So here’s the thing about Ke$ha. Last year, when anticapitalists in the Bay Area were working out a new politics of resistance to the budget crisis in California's education system, and I was watching it unfold from my perch in Washington, DC, I felt a painful combination of exhilaration and misery. I felt exhilaration at what it suddenly seemed you were all capable of – the new language being generated, and how it spored out across the country, and to other countries, reappearing on websites and in demonstrations – and also a kind of loneliness or misery that I couldn’t be there to participate. I couldn’t flesh out the ache of an unrealizable solidarity I was feeling like a phantom limb. And during those months, I kept wondering, why was it the Ke$ha songs that most made me wish I were there, and imagine what it would be like if I could be? Why did I keep imagining, not just occupying buildings with you all, but dancing with you in them?
So yeah that’s embarrassing. But it was vivid. Like: unable to occupy anything myself, I let the songs occupy me. But why songs about partying?
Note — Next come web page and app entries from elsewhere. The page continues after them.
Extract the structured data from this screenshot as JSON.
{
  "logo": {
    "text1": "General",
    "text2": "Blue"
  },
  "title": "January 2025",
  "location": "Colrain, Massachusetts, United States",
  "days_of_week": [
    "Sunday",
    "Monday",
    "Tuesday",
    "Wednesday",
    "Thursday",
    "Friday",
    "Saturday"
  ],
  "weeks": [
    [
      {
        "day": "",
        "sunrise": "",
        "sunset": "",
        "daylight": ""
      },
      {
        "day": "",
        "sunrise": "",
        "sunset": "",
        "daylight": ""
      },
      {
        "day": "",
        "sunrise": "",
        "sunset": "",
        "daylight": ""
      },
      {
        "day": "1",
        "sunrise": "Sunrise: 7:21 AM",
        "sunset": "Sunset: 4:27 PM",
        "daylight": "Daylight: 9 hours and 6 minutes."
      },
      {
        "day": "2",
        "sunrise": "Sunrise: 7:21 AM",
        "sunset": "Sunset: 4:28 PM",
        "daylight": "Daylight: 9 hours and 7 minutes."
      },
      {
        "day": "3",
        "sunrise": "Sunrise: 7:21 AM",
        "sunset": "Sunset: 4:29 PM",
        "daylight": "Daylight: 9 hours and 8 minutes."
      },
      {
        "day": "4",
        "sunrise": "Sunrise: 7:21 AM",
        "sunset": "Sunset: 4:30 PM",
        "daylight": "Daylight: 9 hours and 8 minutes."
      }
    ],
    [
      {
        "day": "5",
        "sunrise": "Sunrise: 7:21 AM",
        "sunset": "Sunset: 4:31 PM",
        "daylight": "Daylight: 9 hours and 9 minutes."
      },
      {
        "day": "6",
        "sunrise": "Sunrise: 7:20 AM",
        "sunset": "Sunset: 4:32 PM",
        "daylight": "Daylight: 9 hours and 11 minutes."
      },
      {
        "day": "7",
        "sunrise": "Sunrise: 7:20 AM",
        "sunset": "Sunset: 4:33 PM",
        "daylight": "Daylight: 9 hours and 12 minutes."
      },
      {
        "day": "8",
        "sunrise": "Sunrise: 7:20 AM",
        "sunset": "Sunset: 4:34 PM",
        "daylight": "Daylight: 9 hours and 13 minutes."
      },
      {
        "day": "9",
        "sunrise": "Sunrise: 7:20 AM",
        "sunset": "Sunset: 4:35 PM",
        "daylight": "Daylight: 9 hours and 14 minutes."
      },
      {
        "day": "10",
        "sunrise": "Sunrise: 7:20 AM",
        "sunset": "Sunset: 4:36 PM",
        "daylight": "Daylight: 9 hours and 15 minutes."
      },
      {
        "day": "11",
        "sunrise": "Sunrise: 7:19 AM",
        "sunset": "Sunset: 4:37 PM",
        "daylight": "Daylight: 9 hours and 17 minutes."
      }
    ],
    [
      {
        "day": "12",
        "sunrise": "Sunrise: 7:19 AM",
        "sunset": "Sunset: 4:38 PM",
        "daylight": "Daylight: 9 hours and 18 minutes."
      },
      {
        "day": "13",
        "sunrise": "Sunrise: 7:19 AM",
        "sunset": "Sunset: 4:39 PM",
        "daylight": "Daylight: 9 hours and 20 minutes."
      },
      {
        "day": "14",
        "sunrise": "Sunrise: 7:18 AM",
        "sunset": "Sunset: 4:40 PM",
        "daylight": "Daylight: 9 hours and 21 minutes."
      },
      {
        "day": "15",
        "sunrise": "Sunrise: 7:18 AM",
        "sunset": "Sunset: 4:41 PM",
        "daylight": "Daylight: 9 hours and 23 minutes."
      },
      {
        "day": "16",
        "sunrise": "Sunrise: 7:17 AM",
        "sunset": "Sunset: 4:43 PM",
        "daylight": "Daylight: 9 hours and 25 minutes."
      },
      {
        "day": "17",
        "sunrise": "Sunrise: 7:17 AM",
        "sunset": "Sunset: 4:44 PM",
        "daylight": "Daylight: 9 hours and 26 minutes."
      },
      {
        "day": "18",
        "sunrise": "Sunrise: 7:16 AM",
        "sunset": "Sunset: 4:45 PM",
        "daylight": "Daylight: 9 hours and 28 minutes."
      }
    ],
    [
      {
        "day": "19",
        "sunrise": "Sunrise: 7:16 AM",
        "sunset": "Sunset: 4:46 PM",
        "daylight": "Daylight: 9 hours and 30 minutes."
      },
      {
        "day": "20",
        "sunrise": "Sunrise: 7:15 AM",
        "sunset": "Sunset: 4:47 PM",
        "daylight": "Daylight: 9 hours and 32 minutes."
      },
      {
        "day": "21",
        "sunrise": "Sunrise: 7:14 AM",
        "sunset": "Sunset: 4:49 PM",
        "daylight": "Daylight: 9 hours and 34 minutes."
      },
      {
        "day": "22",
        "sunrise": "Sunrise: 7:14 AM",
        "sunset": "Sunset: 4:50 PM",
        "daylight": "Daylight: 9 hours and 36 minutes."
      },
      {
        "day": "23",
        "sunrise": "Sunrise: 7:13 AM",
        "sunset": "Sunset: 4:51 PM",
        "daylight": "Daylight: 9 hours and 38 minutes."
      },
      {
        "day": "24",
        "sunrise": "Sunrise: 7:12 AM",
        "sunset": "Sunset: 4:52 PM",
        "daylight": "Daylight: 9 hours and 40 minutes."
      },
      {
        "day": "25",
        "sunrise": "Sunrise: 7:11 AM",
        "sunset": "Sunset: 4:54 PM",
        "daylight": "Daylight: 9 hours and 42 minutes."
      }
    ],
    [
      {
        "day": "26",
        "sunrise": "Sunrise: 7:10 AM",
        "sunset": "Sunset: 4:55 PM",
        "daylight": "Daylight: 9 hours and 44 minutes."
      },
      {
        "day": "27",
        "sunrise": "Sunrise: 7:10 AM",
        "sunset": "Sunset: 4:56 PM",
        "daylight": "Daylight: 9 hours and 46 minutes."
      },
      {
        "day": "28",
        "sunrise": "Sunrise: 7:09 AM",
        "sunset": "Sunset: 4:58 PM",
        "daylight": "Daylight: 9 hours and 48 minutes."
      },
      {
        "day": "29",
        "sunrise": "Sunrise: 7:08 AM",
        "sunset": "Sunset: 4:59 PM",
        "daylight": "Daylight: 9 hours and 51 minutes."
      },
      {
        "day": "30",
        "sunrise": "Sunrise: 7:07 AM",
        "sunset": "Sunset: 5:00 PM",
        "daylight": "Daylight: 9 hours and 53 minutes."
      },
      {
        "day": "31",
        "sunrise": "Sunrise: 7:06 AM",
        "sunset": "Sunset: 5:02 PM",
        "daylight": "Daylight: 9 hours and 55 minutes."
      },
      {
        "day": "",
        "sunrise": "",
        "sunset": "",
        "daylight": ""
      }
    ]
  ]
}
You’ve had lovely things to say about all that, about how the teen-pop of the late-90s boom has morphed into a kind of late-style decadence that pretends to dot-com innocence but also deliberately darkens it, takes melodic and lyrical figures for innocence and turns them into figures for excess expenditure. So you’ve had me thinking about that for a while, about how the sweet old carpe diem of “Baby I feel like we’re running out of time” mutates, after the bust, into “dirt and glitter / cover the floor / we’re pretty and sick / we’re young and we’re bored” — how the sense of youth’s erotic opportunities being fleeting mutates into a felt lateness in the world. Like “Tearing Up My Heart” was NSync’s “To His Coy Mistress,” and "Blow" is Ke$ha's Waste Land.
Except. It’s also like there’s two poles of power in late-style teen-pop: the police and the DJ, and what they share is that they both make you put your hands up. Buried in the much-noted decadence of the songs, that is – the puke-and-glitter-spatter of them – buried in their decadence is the dream of taking over the club, of occupying it. Somehow these late-style teen-pop girls keep linking partying and getting in trouble with the cops — and in the latest Katy Perry single, tellingly, maxing out her credit card while she’s at it.
There’s something very consistent in these songs – not just in the lyrics, but in something musical the lyrics strain to summarize – about what relentless expenditure feels like now, something about how giving it all up to drunkenness and stupidity is a hair’s-breadth away from what it would feel like to tap into collective power in the era of universal indebtedness. But it goes nowhere: these aren’t protest songs, they’re teen pop. But it doesn’t go nowhere: it points straight to the problem of youth’s relation to the perpetual lateness of capital, to its making-waste or maxing-out of everything it touches.
Last month in The Capilano Review you and I got to talk about how, in George Stanley’s poems, old age becomes a powerful figure for one lived relation to capital: for Stanley, we came to feel, being old is like being modern, because being modern and being old in Stanley's poems are both experiences of precariousness, of potentially being cast aside at any moment. I wonder if the power of a certain late-style teen-pop is how it imagines that being young is like being leveraged, and that dancing like you’re dumb, your body going numb, is like defaulting on a debt. Like if value, under capital, is never fully realized in anyone's labor — like you could never work enough to pay off your debts — then it's also true that solidarity is unrealizable in lyric expenditure alone. Gauntlet: picked up, but only partly.